──────── THE INPUT

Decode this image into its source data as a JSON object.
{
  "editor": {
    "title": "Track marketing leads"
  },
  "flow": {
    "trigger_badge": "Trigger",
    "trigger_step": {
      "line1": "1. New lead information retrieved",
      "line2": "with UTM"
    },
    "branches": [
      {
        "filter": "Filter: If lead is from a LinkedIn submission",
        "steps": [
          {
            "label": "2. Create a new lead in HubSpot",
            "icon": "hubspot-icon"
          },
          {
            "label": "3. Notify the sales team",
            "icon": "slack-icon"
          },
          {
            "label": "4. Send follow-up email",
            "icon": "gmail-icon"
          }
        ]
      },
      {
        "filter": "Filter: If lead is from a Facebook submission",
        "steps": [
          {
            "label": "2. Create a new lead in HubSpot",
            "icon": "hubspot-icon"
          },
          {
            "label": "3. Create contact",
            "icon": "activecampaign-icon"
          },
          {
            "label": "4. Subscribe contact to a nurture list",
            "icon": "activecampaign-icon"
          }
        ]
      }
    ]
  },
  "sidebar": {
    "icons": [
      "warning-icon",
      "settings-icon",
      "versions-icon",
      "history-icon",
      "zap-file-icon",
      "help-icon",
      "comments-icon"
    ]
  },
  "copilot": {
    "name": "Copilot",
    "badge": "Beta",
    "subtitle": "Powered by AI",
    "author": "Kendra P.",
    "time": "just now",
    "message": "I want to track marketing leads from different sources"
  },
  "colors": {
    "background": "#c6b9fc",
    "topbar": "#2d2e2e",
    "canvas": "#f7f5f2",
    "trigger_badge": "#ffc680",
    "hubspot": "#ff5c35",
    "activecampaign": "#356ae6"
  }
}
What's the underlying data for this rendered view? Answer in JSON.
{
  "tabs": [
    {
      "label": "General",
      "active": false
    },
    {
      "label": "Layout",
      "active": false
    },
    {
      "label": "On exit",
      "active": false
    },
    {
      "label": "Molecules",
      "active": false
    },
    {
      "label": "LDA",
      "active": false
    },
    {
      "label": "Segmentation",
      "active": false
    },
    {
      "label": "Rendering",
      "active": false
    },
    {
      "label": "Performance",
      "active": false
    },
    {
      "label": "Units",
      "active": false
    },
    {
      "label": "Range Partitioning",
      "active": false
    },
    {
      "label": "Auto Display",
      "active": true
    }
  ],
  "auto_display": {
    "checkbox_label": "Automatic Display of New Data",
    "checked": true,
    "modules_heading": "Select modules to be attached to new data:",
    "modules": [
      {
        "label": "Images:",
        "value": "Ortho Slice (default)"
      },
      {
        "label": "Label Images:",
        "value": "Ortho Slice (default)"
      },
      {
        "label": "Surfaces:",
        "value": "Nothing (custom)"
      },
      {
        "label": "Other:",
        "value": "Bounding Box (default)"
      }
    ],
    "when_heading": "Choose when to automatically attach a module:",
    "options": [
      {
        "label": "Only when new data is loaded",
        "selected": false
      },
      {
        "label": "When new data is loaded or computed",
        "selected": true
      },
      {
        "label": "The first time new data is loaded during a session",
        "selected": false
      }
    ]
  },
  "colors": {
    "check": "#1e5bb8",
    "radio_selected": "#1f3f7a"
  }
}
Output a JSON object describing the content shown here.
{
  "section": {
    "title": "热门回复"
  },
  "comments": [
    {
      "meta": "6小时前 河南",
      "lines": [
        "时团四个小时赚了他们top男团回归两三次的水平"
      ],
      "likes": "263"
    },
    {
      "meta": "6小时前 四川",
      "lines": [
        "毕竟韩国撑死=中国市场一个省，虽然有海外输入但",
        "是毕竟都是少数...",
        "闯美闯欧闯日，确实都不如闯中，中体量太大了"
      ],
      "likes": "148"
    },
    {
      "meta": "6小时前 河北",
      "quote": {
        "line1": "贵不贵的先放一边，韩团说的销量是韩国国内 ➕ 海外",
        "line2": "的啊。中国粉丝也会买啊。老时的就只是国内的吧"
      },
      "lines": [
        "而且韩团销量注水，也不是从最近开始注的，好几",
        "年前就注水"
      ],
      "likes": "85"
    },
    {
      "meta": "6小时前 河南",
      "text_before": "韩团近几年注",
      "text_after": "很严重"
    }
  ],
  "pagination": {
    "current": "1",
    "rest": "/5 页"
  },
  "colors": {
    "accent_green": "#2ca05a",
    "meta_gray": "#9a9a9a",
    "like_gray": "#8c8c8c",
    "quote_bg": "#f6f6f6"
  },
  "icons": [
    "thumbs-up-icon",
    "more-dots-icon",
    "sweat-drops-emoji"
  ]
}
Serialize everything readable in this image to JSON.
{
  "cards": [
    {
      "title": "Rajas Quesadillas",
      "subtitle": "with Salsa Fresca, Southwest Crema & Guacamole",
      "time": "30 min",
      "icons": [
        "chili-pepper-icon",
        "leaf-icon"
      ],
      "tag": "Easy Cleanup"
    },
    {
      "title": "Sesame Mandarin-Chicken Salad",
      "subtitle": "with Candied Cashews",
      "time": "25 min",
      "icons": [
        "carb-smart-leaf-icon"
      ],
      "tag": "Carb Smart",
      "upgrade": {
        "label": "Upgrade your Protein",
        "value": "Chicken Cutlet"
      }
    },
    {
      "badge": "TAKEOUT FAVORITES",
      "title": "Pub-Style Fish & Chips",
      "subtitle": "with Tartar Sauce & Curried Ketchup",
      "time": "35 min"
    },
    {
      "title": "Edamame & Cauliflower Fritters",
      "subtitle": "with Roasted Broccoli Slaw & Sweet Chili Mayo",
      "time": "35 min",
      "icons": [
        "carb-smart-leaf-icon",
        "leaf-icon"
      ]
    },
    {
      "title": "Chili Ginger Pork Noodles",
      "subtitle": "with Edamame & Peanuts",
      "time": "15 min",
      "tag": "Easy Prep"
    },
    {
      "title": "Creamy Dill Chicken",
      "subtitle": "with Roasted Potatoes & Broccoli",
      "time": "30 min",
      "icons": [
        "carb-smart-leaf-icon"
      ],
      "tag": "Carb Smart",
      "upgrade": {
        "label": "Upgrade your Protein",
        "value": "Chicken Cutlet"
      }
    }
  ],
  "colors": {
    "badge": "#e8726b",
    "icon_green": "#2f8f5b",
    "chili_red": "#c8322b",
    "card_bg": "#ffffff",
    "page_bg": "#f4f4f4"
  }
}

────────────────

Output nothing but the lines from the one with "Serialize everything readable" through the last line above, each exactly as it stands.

Serialize everything readable in this image to JSON.
{
  "cards": [
    {
      "title": "Rajas Quesadillas",
      "subtitle": "with Salsa Fresca, Southwest Crema & Guacamole",
      "time": "30 min",
      "icons": [
        "chili-pepper-icon",
        "leaf-icon"
      ],
      "tag": "Easy Cleanup"
    },
    {
      "title": "Sesame Mandarin-Chicken Salad",
      "subtitle": "with Candied Cashews",
      "time": "25 min",
      "icons": [
        "carb-smart-leaf-icon"
      ],
      "tag": "Carb Smart",
      "upgrade": {
        "label": "Upgrade your Protein",
        "value": "Chicken Cutlet"
      }
    },
    {
      "badge": "TAKEOUT FAVORITES",
      "title": "Pub-Style Fish & Chips",
      "subtitle": "with Tartar Sauce & Curried Ketchup",
      "time": "35 min"
    },
    {
      "title": "Edamame & Cauliflower Fritters",
      "subtitle": "with Roasted Broccoli Slaw & Sweet Chili Mayo",
      "time": "35 min",
      "icons": [
        "carb-smart-leaf-icon",
        "leaf-icon"
      ]
    },
    {
      "title": "Chili Ginger Pork Noodles",
      "subtitle": "with Edamame & Peanuts",
      "time": "15 min",
      "tag": "Easy Prep"
    },
    {
      "title": "Creamy Dill Chicken",
      "subtitle": "with Roasted Potatoes & Broccoli",
      "time": "30 min",
      "icons": [
        "carb-smart-leaf-icon"
      ],
      "tag": "Carb Smart",
      "upgrade": {
        "label": "Upgrade your Protein",
        "value": "Chicken Cutlet"
      }
    }
  ],
  "colors": {
    "badge": "#e8726b",
    "icon_green": "#2f8f5b",
    "chili_red": "#c8322b",
    "card_bg": "#ffffff",
    "page_bg": "#f4f4f4"
  }
}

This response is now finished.